Provided data:
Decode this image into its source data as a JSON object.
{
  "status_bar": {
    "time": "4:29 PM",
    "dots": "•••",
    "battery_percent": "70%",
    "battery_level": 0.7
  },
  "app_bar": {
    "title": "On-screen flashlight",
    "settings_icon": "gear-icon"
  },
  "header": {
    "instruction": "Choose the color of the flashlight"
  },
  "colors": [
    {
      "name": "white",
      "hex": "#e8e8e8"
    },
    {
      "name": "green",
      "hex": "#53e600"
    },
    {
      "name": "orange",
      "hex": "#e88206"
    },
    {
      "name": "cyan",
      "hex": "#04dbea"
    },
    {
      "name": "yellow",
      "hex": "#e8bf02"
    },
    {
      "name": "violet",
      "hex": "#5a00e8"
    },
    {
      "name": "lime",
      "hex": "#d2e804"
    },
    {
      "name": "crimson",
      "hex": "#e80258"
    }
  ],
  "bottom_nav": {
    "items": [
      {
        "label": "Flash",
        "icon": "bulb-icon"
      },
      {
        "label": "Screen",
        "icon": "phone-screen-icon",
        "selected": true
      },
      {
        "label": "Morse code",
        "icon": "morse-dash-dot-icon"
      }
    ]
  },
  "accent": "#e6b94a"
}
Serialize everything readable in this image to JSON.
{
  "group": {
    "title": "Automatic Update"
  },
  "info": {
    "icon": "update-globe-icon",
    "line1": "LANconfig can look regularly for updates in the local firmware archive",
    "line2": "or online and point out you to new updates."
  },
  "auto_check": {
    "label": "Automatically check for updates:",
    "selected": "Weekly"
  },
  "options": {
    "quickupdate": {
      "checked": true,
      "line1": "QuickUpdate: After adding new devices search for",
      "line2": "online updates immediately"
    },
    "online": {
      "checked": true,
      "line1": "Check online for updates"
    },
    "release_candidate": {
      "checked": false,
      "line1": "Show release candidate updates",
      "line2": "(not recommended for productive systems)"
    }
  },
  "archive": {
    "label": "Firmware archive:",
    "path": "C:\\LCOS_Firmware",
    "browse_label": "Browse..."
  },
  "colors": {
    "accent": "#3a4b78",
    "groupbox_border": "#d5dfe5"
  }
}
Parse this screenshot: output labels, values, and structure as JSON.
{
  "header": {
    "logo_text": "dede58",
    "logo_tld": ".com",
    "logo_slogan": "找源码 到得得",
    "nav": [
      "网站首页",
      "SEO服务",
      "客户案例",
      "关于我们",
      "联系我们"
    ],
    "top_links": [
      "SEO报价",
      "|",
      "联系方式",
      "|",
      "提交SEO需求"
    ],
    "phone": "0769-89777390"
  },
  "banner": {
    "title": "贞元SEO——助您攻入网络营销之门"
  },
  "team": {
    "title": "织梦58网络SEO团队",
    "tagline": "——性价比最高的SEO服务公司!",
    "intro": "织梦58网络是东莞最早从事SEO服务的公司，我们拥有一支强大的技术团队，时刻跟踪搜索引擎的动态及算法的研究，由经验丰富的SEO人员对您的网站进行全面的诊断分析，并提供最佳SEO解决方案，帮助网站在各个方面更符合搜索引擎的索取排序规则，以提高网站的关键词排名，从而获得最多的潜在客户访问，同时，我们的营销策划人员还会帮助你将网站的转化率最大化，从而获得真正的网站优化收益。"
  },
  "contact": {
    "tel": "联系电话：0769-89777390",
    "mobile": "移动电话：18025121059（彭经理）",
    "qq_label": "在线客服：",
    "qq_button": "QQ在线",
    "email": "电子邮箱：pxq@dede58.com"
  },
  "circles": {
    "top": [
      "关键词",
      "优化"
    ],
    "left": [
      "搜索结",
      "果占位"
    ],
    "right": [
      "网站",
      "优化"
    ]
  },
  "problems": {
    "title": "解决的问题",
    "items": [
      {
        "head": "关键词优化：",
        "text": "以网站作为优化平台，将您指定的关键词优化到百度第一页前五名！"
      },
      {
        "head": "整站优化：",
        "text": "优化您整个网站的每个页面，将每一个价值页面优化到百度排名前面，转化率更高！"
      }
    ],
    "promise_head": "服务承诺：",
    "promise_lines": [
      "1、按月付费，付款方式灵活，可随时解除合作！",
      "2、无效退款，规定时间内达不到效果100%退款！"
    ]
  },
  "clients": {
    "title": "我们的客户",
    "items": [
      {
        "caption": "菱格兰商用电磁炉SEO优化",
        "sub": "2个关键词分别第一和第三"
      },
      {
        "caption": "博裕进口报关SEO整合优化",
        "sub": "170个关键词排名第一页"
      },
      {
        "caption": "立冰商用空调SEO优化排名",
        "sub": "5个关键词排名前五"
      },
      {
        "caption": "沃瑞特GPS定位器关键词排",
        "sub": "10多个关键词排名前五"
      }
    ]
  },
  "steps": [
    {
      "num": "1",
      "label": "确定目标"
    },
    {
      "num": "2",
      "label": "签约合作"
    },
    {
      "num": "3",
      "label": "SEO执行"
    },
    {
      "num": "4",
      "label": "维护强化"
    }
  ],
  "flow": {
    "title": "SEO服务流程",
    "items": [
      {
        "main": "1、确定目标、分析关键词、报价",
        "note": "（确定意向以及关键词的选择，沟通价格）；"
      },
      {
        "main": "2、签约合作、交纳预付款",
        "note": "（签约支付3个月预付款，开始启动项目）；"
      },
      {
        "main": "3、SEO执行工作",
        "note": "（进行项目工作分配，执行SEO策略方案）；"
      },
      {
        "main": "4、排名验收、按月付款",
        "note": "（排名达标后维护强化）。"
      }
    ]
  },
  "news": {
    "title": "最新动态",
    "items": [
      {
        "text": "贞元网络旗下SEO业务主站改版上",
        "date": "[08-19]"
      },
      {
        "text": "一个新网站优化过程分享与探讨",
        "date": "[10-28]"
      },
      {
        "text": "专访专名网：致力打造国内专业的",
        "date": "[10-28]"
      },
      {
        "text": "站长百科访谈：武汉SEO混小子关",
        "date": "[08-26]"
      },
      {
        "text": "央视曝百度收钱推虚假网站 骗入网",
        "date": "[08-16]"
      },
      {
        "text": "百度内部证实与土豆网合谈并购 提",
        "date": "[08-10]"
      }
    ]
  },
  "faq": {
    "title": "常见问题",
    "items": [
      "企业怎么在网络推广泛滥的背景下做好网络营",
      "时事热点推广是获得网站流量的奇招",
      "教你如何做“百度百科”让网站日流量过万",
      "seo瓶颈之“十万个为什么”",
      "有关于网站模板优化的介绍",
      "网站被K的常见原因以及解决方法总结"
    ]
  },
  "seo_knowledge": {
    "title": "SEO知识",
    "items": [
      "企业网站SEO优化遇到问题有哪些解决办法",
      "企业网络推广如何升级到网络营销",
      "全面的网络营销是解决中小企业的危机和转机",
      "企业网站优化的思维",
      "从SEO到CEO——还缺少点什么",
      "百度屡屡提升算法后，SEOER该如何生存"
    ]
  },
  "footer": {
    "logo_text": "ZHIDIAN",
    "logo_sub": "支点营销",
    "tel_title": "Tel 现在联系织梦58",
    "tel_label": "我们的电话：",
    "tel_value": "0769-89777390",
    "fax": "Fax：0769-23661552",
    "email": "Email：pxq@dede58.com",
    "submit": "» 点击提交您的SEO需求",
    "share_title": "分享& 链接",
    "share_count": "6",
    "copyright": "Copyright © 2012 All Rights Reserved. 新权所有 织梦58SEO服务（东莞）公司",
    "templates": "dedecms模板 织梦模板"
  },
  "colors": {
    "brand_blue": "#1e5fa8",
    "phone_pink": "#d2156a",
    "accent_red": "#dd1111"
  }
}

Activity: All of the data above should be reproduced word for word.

Answer to this exercise:
Decode this image into its source data as a JSON object.
{
  "status_bar": {
    "time": "4:29 PM",
    "dots": "•••",
    "battery_percent": "70%",
    "battery_level": 0.7
  },
  "app_bar": {
    "title": "On-screen flashlight",
    "settings_icon": "gear-icon"
  },
  "header": {
    "instruction": "Choose the color of the flashlight"
  },
  "colors": [
    {
      "name": "white",
      "hex": "#e8e8e8"
    },
    {
      "name": "green",
      "hex": "#53e600"
    },
    {
      "name": "orange",
      "hex": "#e88206"
    },
    {
      "name": "cyan",
      "hex": "#04dbea"
    },
    {
      "name": "yellow",
      "hex": "#e8bf02"
    },
    {
      "name": "violet",
      "hex": "#5a00e8"
    },
    {
      "name": "lime",
      "hex": "#d2e804"
    },
    {
      "name": "crimson",
      "hex": "#e80258"
    }
  ],
  "bottom_nav": {
    "items": [
      {
        "label": "Flash",
        "icon": "bulb-icon"
      },
      {
        "label": "Screen",
        "icon": "phone-screen-icon",
        "selected": true
      },
      {
        "label": "Morse code",
        "icon": "morse-dash-dot-icon"
      }
    ]
  },
  "accent": "#e6b94a"
}
Serialize everything readable in this image to JSON.
{
  "group": {
    "title": "Automatic Update"
  },
  "info": {
    "icon": "update-globe-icon",
    "line1": "LANconfig can look regularly for updates in the local firmware archive",
    "line2": "or online and point out you to new updates."
  },
  "auto_check": {
    "label": "Automatically check for updates:",
    "selected": "Weekly"
  },
  "options": {
    "quickupdate": {
      "checked": true,
      "line1": "QuickUpdate: After adding new devices search for",
      "line2": "online updates immediately"
    },
    "online": {
      "checked": true,
      "line1": "Check online for updates"
    },
    "release_candidate": {
      "checked": false,
      "line1": "Show release candidate updates",
      "line2": "(not recommended for productive systems)"
    }
  },
  "archive": {
    "label": "Firmware archive:",
    "path": "C:\\LCOS_Firmware",
    "browse_label": "Browse..."
  },
  "colors": {
    "accent": "#3a4b78",
    "groupbox_border": "#d5dfe5"
  }
}
Parse this screenshot: output labels, values, and structure as JSON.
{
  "header": {
    "logo_text": "dede58",
    "logo_tld": ".com",
    "logo_slogan": "找源码 到得得",
    "nav": [
      "网站首页",
      "SEO服务",
      "客户案例",
      "关于我们",
      "联系我们"
    ],
    "top_links": [
      "SEO报价",
      "|",
      "联系方式",
      "|",
      "提交SEO需求"
    ],
    "phone": "0769-89777390"
  },
  "banner": {
    "title": "贞元SEO——助您攻入网络营销之门"
  },
  "team": {
    "title": "织梦58网络SEO团队",
    "tagline": "——性价比最高的SEO服务公司!",
    "intro": "织梦58网络是东莞最早从事SEO服务的公司，我们拥有一支强大的技术团队，时刻跟踪搜索引擎的动态及算法的研究，由经验丰富的SEO人员对您的网站进行全面的诊断分析，并提供最佳SEO解决方案，帮助网站在各个方面更符合搜索引擎的索取排序规则，以提高网站的关键词排名，从而获得最多的潜在客户访问，同时，我们的营销策划人员还会帮助你将网站的转化率最大化，从而获得真正的网站优化收益。"
  },
  "contact": {
    "tel": "联系电话：0769-89777390",
    "mobile": "移动电话：18025121059（彭经理）",
    "qq_label": "在线客服：",
    "qq_button": "QQ在线",
    "email": "电子邮箱：pxq@dede58.com"
  },
  "circles": {
    "top": [
      "关键词",
      "优化"
    ],
    "left": [
      "搜索结",
      "果占位"
    ],
    "right": [
      "网站",
      "优化"
    ]
  },
  "problems": {
    "title": "解决的问题",
    "items": [
      {
        "head": "关键词优化：",
        "text": "以网站作为优化平台，将您指定的关键词优化到百度第一页前五名！"
      },
      {
        "head": "整站优化：",
        "text": "优化您整个网站的每个页面，将每一个价值页面优化到百度排名前面，转化率更高！"
      }
    ],
    "promise_head": "服务承诺：",
    "promise_lines": [
      "1、按月付费，付款方式灵活，可随时解除合作！",
      "2、无效退款，规定时间内达不到效果100%退款！"
    ]
  },
  "clients": {
    "title": "我们的客户",
    "items": [
      {
        "caption": "菱格兰商用电磁炉SEO优化",
        "sub": "2个关键词分别第一和第三"
      },
      {
        "caption": "博裕进口报关SEO整合优化",
        "sub": "170个关键词排名第一页"
      },
      {
        "caption": "立冰商用空调SEO优化排名",
        "sub": "5个关键词排名前五"
      },
      {
        "caption": "沃瑞特GPS定位器关键词排",
        "sub": "10多个关键词排名前五"
      }
    ]
  },
  "steps": [
    {
      "num": "1",
      "label": "确定目标"
    },
    {
      "num": "2",
      "label": "签约合作"
    },
    {
      "num": "3",
      "label": "SEO执行"
    },
    {
      "num": "4",
      "label": "维护强化"
    }
  ],
  "flow": {
    "title": "SEO服务流程",
    "items": [
      {
        "main": "1、确定目标、分析关键词、报价",
        "note": "（确定意向以及关键词的选择，沟通价格）；"
      },
      {
        "main": "2、签约合作、交纳预付款",
        "note": "（签约支付3个月预付款，开始启动项目）；"
      },
      {
        "main": "3、SEO执行工作",
        "note": "（进行项目工作分配，执行SEO策略方案）；"
      },
      {
        "main": "4、排名验收、按月付款",
        "note": "（排名达标后维护强化）。"
      }
    ]
  },
  "news": {
    "title": "最新动态",
    "items": [
      {
        "text": "贞元网络旗下SEO业务主站改版上",
        "date": "[08-19]"
      },
      {
        "text": "一个新网站优化过程分享与探讨",
        "date": "[10-28]"
      },
      {
        "text": "专访专名网：致力打造国内专业的",
        "date": "[10-28]"
      },
      {
        "text": "站长百科访谈：武汉SEO混小子关",
        "date": "[08-26]"
      },
      {
        "text": "央视曝百度收钱推虚假网站 骗入网",
        "date": "[08-16]"
      },
      {
        "text": "百度内部证实与土豆网合谈并购 提",
        "date": "[08-10]"
      }
    ]
  },
  "faq": {
    "title": "常见问题",
    "items": [
      "企业怎么在网络推广泛滥的背景下做好网络营",
      "时事热点推广是获得网站流量的奇招",
      "教你如何做“百度百科”让网站日流量过万",
      "seo瓶颈之“十万个为什么”",
      "有关于网站模板优化的介绍",
      "网站被K的常见原因以及解决方法总结"
    ]
  },
  "seo_knowledge": {
    "title": "SEO知识",
    "items": [
      "企业网站SEO优化遇到问题有哪些解决办法",
      "企业网络推广如何升级到网络营销",
      "全面的网络营销是解决中小企业的危机和转机",
      "企业网站优化的思维",
      "从SEO到CEO——还缺少点什么",
      "百度屡屡提升算法后，SEOER该如何生存"
    ]
  },
  "footer": {
    "logo_text": "ZHIDIAN",
    "logo_sub": "支点营销",
    "tel_title": "Tel 现在联系织梦58",
    "tel_label": "我们的电话：",
    "tel_value": "0769-89777390",
    "fax": "Fax：0769-23661552",
    "email": "Email：pxq@dede58.com",
    "submit": "» 点击提交您的SEO需求",
    "share_title": "分享& 链接",
    "share_count": "6",
    "copyright": "Copyright © 2012 All Rights Reserved. 新权所有 织梦58SEO服务（东莞）公司",
    "templates": "dedecms模板 织梦模板"
  },
  "colors": {
    "brand_blue": "#1e5fa8",
    "phone_pink": "#d2156a",
    "accent_red": "#dd1111"
  }
}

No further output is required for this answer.